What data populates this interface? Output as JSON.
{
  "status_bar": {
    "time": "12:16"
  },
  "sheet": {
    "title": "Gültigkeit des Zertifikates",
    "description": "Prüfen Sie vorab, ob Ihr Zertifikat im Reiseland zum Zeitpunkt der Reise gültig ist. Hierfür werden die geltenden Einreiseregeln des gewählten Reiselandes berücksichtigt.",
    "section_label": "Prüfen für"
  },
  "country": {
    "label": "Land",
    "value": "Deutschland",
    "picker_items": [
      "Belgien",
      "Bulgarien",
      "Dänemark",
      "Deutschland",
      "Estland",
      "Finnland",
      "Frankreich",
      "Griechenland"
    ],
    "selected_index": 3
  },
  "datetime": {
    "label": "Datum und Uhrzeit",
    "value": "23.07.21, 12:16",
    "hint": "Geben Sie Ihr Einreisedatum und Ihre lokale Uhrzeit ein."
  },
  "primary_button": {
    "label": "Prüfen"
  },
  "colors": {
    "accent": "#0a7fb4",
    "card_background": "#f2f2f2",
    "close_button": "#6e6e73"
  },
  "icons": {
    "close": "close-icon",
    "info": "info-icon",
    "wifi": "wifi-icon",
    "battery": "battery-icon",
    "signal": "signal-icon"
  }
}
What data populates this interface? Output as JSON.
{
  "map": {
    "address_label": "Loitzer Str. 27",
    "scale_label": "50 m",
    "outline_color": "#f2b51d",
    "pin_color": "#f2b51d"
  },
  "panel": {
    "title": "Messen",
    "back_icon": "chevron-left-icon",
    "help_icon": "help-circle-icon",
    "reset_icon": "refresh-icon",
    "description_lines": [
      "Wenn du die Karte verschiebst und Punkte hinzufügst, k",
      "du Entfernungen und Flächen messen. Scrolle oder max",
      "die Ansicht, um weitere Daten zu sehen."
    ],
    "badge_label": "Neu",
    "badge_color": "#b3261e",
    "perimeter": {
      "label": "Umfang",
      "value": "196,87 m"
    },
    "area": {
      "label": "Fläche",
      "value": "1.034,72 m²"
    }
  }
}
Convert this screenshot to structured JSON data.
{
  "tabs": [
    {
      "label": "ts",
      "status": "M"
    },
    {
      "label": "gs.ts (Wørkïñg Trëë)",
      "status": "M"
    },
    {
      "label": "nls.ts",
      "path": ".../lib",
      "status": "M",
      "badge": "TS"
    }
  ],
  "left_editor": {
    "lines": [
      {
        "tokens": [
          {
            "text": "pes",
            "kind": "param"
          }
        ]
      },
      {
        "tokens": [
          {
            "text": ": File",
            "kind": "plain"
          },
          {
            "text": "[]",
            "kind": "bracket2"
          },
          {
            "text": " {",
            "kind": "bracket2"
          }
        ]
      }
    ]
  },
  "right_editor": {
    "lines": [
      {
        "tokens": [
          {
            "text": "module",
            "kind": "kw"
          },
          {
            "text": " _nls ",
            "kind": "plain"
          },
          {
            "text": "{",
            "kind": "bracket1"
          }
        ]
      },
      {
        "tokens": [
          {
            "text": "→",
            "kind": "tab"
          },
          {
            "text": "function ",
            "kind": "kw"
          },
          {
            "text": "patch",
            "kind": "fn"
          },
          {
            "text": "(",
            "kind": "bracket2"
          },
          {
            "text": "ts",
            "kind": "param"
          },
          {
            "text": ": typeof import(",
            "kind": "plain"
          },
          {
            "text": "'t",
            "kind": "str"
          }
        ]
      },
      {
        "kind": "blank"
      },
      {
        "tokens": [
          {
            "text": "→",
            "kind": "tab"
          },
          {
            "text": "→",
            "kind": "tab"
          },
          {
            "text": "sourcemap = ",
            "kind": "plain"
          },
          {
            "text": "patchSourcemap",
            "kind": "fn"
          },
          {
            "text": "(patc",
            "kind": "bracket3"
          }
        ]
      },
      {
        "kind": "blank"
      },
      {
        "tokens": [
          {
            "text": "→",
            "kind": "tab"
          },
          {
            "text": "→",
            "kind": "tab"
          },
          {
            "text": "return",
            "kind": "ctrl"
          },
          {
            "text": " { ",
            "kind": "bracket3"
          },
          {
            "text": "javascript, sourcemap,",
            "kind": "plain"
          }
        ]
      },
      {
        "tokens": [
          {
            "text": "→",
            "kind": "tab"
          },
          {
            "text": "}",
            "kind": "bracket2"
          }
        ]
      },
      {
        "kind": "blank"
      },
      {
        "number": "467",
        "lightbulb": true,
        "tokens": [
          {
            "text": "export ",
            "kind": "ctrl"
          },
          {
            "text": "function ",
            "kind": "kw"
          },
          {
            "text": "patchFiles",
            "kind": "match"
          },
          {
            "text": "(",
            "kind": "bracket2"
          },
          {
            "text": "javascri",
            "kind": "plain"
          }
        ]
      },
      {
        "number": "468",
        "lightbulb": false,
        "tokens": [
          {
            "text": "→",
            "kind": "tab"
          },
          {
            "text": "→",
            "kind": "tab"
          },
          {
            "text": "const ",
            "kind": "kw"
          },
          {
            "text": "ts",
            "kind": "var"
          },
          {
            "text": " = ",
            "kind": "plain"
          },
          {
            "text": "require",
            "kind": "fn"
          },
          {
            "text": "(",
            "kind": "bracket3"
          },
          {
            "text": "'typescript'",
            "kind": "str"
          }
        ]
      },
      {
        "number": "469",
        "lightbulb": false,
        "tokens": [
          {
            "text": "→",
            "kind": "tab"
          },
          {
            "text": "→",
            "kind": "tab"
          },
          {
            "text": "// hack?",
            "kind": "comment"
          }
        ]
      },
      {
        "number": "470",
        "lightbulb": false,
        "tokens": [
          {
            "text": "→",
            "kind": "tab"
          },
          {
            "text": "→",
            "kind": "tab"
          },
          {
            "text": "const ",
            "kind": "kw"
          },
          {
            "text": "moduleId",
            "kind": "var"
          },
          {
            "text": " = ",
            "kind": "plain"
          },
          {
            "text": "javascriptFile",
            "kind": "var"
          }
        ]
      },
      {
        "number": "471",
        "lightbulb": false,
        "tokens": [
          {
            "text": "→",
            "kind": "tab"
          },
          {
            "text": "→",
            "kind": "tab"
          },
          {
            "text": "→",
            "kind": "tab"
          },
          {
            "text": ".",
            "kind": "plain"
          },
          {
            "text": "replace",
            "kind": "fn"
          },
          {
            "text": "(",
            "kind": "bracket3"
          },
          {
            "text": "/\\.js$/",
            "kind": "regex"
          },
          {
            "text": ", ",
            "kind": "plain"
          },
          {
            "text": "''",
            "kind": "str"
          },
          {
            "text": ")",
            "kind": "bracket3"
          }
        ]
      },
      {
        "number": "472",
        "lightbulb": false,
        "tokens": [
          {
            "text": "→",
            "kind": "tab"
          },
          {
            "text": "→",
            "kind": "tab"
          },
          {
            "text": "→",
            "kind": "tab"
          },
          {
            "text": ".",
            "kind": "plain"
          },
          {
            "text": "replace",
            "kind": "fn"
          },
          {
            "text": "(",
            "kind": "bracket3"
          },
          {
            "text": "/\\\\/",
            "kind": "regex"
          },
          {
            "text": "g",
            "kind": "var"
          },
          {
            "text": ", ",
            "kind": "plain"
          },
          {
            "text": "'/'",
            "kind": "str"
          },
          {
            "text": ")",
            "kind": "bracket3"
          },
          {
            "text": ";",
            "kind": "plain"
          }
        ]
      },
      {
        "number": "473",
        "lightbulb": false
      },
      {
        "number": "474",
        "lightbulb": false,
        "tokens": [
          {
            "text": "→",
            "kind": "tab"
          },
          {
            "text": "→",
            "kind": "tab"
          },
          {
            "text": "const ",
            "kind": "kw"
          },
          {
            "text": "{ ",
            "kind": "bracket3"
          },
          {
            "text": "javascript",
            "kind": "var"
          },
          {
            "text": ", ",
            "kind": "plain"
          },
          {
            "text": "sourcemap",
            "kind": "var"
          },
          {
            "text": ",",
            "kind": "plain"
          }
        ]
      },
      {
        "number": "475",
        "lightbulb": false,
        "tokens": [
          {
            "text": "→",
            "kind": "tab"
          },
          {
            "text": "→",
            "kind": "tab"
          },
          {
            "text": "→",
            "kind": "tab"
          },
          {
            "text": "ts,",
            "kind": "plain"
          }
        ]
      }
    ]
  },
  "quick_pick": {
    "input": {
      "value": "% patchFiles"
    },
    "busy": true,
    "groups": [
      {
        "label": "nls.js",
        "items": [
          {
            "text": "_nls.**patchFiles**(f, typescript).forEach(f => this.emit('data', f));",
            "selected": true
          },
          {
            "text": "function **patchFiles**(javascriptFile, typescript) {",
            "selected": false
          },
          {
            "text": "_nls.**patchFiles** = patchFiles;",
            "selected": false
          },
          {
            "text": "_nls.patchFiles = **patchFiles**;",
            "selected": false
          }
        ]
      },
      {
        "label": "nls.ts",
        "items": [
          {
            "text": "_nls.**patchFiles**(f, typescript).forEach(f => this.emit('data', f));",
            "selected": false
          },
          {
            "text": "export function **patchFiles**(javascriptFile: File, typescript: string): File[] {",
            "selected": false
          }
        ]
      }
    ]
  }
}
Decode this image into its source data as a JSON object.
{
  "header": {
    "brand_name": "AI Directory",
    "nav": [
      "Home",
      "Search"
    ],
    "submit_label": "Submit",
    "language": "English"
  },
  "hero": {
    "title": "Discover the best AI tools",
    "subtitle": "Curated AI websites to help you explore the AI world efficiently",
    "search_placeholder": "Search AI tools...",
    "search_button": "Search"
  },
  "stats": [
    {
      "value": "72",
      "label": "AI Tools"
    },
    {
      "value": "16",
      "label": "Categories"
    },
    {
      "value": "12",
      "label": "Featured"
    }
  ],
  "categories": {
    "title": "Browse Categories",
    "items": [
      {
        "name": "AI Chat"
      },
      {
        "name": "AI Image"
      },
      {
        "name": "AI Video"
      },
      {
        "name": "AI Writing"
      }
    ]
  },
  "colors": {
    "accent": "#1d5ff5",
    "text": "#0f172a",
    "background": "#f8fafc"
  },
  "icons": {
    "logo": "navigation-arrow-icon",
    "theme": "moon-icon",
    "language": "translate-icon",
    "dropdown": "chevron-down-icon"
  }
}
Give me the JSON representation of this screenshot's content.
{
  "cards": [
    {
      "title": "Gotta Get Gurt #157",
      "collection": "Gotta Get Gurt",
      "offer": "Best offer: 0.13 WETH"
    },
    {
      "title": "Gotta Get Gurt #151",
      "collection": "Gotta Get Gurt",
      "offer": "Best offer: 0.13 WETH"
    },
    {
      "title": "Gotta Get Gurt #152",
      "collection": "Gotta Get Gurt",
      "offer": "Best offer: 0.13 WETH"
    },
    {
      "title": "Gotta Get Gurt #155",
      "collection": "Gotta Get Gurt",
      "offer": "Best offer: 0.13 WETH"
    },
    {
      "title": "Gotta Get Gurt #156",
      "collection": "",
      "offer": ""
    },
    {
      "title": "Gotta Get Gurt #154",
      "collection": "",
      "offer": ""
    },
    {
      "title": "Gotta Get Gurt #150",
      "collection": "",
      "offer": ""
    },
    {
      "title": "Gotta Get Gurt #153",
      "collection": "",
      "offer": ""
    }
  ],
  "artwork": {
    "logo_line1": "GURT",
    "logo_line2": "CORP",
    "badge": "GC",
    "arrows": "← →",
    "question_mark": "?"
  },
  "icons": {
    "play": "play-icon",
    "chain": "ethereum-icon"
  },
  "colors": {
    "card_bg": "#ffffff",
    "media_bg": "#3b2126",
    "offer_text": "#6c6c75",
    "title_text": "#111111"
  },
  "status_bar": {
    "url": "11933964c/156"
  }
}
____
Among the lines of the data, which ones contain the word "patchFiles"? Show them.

## SOLUTION
            "text": "patchFiles",
      "value": "% patchFiles"
            "text": "_nls.**patchFiles**(f, typescript).forEach(f => this.emit('data', f));",
            "text": "function **patchFiles**(javascriptFile, typescript) {",
            "text": "_nls.**patchFiles** = patchFiles;",
            "text": "_nls.patchFiles = **patchFiles**;",
            "text": "_nls.**patchFiles**(f, typescript).forEach(f => this.emit('data', f));",
            "text": "export function **patchFiles**(javascriptFile: File, typescript: string): File[] {",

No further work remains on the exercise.